Well, you’re kind of right. These characters are not the damsels of video games past, waiting passively in a castle for their hero to slay the beastie holding them hostage and whisk them away to safety. They’re your partners in crime, with their own unique personalities and strengths. But they are still women that you are expected to protect as you both travel through extremely hostile environments. The fact that they are depicted as your daughters is a means of justifying this – you are their father or at least, their father-figure and thus your roles are already decided; you are the protector and she is the protected. In this way, game developers are able to kill two birds with one stone: female gamers get to see more central female characters while game developers don’t have to worry about making male gamers feel emasculated by taking away their role as protectors or (gasp) having them play as a woman in the first place (if you think this is a condescending way of treating male gamers, you’re totally right and you should take it up with the people who reasoned that having the protagonist be a woman with her own private life would be too gay for male gamers. Can’t make this shit up, people).
Now, I bet there are going to be some of you calling me a pessimist. “Come on, Hannah,” you say, causing me to become immediately uncomfortable by your sudden first-name-basis familiarity, “You got three amazing, badass female characters and all you can focus on is how they’re still semi-damsels. Can’t you just be happy with what you’ve got?” Well, my answer to this, dear hypothetical, somewhat unsettlingly intimate reader, is that I am happy! I am thrilled to bits with these characters not just for being so spectacular in their base games, but also for being popular enough to get their own DLC/sequels. To quickly sum up for the uninformed, Elizabeth will star as the player-protagonist in the second episode of Bioshock Infinite’s Burial At Sea DLC, Ellie in The Last Of Us: Left Behind, and Clementine in the second season of The Walking Dead. The way I see it, this pattern that we’ve seen of games introducing female characters as daughter-figures before giving them their own spotlight is a way for the industry to test the waters. The first test is simple: “Can we get the (presumably male) player base to like this female character?” The answer to this can largely be seen in the reaction to the base game. The second test is even more crucial: “Do they like her even when she’s the hero instead of the sidekick?” and of course even more importantly “Do they like her enough to pay money to play as her?” Now, two of these add-ons haven’t even come out yet, so I can’t quote any figures and who knows, maybe they’ll both be flops and I’ll have to eat my words, but the optimist in me sees the enthusiasm and admiration fans already have for these characters and doesn’t doubt that these DLCs/sequels will serve as proofs of concept to developers, publishers, and marketers alike.

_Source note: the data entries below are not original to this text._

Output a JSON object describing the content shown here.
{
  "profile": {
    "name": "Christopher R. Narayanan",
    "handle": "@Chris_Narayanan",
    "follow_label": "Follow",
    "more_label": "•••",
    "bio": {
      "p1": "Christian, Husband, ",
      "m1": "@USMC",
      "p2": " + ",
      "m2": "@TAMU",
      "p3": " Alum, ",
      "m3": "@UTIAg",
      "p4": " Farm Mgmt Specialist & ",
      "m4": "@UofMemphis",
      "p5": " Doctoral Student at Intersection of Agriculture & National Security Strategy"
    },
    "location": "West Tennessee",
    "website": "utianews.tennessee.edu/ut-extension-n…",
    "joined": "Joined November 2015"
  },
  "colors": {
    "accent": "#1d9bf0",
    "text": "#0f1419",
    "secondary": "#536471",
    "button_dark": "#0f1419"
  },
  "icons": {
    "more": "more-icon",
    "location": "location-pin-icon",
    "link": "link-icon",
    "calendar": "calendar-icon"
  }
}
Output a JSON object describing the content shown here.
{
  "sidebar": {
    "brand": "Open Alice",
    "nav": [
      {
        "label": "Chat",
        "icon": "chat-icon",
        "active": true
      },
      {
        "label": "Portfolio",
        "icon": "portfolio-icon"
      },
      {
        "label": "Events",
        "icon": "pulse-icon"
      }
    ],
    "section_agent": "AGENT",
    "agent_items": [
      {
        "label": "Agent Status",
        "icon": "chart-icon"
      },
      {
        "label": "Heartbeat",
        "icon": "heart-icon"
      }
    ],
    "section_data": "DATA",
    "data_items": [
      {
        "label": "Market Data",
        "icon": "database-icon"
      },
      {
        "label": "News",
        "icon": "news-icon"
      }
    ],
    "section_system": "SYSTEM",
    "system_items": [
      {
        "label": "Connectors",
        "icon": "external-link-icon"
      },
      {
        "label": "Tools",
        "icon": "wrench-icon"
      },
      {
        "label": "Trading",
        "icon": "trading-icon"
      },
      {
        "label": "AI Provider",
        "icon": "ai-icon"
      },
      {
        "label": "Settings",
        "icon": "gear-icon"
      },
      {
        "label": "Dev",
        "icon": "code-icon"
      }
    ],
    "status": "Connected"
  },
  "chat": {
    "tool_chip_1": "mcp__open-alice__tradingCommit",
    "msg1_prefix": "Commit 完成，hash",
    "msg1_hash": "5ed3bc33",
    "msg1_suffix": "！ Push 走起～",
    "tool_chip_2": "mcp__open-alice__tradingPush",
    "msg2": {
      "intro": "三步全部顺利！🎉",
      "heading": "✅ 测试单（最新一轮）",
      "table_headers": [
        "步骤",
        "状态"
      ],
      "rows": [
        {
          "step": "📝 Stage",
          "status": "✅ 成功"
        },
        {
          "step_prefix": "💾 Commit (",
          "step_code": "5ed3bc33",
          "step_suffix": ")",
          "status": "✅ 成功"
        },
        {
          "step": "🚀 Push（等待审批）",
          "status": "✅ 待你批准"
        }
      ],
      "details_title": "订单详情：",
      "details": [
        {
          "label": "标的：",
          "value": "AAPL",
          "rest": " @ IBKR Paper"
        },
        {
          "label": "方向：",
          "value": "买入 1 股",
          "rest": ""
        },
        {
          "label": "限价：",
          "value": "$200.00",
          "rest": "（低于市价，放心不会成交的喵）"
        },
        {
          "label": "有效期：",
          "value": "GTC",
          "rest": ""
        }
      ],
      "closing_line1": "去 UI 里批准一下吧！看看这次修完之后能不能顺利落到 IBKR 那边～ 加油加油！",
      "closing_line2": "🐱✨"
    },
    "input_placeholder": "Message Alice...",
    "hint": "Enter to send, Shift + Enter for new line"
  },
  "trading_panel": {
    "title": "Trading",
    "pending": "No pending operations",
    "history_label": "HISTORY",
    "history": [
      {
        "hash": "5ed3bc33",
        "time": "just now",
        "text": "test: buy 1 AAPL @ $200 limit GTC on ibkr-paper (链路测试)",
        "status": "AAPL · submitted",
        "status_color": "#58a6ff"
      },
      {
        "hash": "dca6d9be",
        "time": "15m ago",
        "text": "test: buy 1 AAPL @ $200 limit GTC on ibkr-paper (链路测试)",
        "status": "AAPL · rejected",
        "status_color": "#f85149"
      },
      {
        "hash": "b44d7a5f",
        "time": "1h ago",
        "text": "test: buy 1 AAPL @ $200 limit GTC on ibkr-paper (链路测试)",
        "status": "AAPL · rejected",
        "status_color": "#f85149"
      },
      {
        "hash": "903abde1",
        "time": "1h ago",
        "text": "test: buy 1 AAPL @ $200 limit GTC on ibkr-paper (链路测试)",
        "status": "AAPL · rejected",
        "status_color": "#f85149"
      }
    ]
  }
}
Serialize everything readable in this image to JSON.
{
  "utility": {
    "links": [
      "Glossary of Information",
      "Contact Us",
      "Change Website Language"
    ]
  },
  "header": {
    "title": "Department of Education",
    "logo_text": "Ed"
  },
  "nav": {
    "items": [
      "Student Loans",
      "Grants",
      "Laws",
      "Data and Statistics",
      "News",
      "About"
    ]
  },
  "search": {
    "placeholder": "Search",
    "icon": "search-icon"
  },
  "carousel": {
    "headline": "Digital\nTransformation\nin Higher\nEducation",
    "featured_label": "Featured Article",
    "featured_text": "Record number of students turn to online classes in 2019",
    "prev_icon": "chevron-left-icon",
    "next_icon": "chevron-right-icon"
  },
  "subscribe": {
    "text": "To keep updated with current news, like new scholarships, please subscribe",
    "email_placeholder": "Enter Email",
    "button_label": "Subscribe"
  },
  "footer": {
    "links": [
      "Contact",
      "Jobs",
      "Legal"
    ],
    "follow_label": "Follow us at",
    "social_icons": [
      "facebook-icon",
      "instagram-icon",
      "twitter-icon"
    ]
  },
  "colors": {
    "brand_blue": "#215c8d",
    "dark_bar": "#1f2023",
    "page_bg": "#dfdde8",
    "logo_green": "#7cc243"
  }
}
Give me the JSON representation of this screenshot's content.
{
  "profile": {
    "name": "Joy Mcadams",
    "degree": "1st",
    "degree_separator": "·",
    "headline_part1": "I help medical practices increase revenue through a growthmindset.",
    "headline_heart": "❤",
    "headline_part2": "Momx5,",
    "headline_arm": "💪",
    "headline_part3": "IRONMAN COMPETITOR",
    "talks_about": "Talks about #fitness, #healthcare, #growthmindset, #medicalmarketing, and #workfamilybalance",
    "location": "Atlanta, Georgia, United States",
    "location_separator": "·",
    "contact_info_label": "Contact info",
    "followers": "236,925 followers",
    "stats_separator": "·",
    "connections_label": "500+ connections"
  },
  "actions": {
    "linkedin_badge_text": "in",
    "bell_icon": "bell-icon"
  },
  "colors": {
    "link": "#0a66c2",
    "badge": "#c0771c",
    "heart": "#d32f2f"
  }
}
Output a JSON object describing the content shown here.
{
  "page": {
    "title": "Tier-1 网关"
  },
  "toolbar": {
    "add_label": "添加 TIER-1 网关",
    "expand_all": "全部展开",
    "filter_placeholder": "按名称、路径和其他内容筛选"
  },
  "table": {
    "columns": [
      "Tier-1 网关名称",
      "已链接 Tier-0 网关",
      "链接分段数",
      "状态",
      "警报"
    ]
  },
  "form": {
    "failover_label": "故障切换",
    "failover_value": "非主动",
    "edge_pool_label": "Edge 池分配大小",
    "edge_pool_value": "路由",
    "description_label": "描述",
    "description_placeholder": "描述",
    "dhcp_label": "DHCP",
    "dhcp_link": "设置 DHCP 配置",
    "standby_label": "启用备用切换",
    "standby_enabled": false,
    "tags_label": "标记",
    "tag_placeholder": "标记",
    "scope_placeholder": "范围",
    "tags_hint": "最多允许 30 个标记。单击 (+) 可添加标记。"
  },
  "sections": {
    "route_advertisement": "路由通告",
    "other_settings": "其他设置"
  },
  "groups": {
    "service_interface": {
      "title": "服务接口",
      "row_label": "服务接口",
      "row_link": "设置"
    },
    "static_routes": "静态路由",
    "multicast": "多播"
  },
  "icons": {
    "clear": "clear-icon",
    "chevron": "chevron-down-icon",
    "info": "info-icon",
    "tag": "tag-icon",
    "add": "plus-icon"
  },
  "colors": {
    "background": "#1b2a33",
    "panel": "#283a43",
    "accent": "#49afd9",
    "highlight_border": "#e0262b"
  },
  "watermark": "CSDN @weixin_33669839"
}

To me, the rise of the daughter-figures (still looking for a better name, people) shows that the video game industry is at an important turning-point in terms of how they treat women in games. By having these well-written, capable female characters who nonetheless require the male protagonist’s protection, game developers are moving closer to a more balanced representation of women in their games while still holding on to the traditional roles of the man as the hero and the woman as the one he must safeguard from harm. Though video games as a whole still have a long way to go in terms of diversity and equal representation, they are at an important milestone and one that should be celebrated – just don’t get too comfortable, game devs. As awesome as these Daughters of Slaughter have been, sooner or later, you’re going to have to step out of your comfort zone entirely and include female characters who not only know how to be strong, but who learned how all by themselves.